For the full fiscal year, the company expects between a 2–4 percent increase in comp sales. Ben Porten, investor relations manager for Kura, said what appears to be a slow down for fiscal 2020 is really due to strong comp sale increases in fiscal 2019, which were 4.4 percent, 6.8 percent, 7.6 percent, and 9.4 percent, respectively. The other factor involves the tailwinds from full occupancy at some of their locations, which is expected to taper off.
As of now, the company sits at two dozen restaurants across California, Texas, Georgia, Illinois, and Nevada. Kura remains on track to open six units by the end of fiscal 2020, some of which expand into new areas like Washington, D.C. The most recent unit opened in Katy, Texas. It was supposed to debut in Q1, but was delayed until late December because of difficulties with scheduling the final inspection. The company said the delay was an anomaly and won’t be typical for store openings going forward.

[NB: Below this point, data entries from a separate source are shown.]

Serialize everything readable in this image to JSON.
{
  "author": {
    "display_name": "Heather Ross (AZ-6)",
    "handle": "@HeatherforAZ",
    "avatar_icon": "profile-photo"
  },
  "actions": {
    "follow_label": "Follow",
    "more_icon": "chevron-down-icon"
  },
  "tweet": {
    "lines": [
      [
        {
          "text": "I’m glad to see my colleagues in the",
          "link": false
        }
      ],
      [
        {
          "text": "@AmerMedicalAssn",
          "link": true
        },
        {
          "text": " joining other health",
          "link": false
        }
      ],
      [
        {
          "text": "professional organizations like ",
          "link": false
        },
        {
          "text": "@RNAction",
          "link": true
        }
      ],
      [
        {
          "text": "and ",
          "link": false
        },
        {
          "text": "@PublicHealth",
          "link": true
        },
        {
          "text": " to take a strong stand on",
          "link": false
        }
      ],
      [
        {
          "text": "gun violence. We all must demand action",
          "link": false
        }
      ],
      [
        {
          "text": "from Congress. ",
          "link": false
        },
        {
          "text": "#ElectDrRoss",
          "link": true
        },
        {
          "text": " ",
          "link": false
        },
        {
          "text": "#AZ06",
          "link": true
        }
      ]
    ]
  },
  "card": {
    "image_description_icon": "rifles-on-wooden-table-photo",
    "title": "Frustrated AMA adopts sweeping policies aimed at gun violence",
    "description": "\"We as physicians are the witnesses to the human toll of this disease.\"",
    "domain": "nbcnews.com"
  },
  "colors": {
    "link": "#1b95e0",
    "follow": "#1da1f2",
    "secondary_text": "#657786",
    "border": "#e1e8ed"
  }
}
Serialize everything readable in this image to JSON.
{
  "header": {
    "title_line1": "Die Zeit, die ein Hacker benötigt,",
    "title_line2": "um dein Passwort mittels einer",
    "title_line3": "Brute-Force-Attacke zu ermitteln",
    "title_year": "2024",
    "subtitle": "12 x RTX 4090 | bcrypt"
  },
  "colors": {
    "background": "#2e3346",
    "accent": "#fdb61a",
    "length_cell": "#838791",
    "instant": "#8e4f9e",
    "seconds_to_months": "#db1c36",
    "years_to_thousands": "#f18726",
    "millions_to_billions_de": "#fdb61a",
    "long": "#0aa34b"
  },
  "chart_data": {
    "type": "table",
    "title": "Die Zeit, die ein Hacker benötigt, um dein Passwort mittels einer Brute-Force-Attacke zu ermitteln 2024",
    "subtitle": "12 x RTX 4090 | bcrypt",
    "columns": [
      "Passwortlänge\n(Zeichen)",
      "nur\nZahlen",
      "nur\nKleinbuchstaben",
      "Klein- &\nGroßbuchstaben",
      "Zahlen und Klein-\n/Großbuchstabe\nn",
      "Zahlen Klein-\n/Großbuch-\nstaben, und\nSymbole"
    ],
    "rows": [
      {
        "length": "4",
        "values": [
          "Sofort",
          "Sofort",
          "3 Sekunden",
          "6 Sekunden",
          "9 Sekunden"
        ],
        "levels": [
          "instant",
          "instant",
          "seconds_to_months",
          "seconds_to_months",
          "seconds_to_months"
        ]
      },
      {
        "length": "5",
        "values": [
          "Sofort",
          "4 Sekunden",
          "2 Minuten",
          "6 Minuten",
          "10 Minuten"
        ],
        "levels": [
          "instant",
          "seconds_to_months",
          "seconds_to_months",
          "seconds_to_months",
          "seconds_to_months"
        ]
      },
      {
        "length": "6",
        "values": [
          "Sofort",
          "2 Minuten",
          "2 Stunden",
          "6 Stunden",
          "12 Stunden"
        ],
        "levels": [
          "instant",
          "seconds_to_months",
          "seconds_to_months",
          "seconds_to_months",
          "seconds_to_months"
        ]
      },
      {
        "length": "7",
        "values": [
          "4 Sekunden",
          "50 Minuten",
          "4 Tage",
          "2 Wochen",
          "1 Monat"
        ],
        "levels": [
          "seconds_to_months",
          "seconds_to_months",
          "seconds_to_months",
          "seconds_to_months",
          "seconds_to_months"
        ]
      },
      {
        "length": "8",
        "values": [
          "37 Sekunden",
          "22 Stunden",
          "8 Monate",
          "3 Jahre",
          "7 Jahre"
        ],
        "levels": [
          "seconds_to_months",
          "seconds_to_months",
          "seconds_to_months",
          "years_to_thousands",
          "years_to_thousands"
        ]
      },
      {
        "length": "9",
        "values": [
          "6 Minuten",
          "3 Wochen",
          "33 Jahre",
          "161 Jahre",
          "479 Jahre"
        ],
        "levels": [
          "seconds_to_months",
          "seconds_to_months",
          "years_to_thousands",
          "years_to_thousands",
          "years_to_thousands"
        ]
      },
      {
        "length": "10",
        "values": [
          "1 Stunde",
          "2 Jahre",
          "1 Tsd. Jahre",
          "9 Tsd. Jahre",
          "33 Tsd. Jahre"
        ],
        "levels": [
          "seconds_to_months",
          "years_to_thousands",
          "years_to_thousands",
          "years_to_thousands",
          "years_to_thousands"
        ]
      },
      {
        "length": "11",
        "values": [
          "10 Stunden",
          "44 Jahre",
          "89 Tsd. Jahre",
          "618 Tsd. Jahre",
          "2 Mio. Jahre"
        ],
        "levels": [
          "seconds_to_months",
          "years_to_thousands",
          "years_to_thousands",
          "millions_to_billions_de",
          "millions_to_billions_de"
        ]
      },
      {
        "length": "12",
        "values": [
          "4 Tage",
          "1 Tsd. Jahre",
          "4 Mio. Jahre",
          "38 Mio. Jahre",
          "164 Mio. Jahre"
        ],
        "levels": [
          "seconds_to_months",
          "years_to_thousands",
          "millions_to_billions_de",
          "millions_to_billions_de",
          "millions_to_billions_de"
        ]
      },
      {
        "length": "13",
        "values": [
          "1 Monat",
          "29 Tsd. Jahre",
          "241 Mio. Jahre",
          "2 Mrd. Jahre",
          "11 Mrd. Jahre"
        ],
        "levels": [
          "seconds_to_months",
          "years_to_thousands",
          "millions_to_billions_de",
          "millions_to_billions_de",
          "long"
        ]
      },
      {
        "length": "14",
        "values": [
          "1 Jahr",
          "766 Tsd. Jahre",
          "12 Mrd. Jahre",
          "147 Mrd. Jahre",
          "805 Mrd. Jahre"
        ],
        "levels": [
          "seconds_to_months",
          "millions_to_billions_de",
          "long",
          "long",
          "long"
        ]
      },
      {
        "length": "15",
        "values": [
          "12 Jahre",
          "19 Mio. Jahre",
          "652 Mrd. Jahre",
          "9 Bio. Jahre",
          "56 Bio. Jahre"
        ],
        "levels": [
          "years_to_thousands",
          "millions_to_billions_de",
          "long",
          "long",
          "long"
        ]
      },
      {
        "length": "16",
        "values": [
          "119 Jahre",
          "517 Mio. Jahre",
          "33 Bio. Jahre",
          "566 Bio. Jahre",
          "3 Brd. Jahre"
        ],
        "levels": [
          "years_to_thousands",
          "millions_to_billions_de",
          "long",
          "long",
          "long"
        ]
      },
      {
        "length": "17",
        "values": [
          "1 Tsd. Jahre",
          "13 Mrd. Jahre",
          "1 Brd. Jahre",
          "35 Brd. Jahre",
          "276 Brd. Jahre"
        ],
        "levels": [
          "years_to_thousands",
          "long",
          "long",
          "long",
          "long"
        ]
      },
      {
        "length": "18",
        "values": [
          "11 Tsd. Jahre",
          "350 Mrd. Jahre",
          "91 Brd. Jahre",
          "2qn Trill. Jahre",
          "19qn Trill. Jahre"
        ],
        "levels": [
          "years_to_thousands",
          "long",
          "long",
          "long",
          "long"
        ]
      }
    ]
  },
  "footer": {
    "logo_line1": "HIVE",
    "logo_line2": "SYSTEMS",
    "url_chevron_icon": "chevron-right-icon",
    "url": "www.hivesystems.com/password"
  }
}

“We had a fully built store that we had to sit on for about two months, just because we couldn't schedule the final inspection,” Porten said. “And so, we don't expect that sort of delay to recur. It's never happened before.”
Three units are under construction right now while Kura has executed leases for the remaining locations. The full-service chain will work on three locations in Q4 at the same time—Bellevue, Washington, Washington, D.C., and Sherman Oaks, California. Two of those are scheduled to open in Q4 while the Bellevue spot may get pushed to fiscal 2021.
Kura recently added Kim Ellis to its board of directors to assist with the growth as well. She previously served as the executive vice president of development at Panda Express, and oversaw the opening of more than 600 restaurants in five years.
“Results in the first quarter included strong comparable restaurant sales growth, as guests continue to respond positively to our premium ingredients, affordable price points, and most importantly, the distinctive ‘Kura Experience,’” Uba said. “We remain excited about the balance of fiscal 2020 and have a number of drivers in place that we believe can sustain our momentum. Furthermore, we have a strong development pipeline that will enable us to bring our unique brand to a growing number of guests throughout the country.”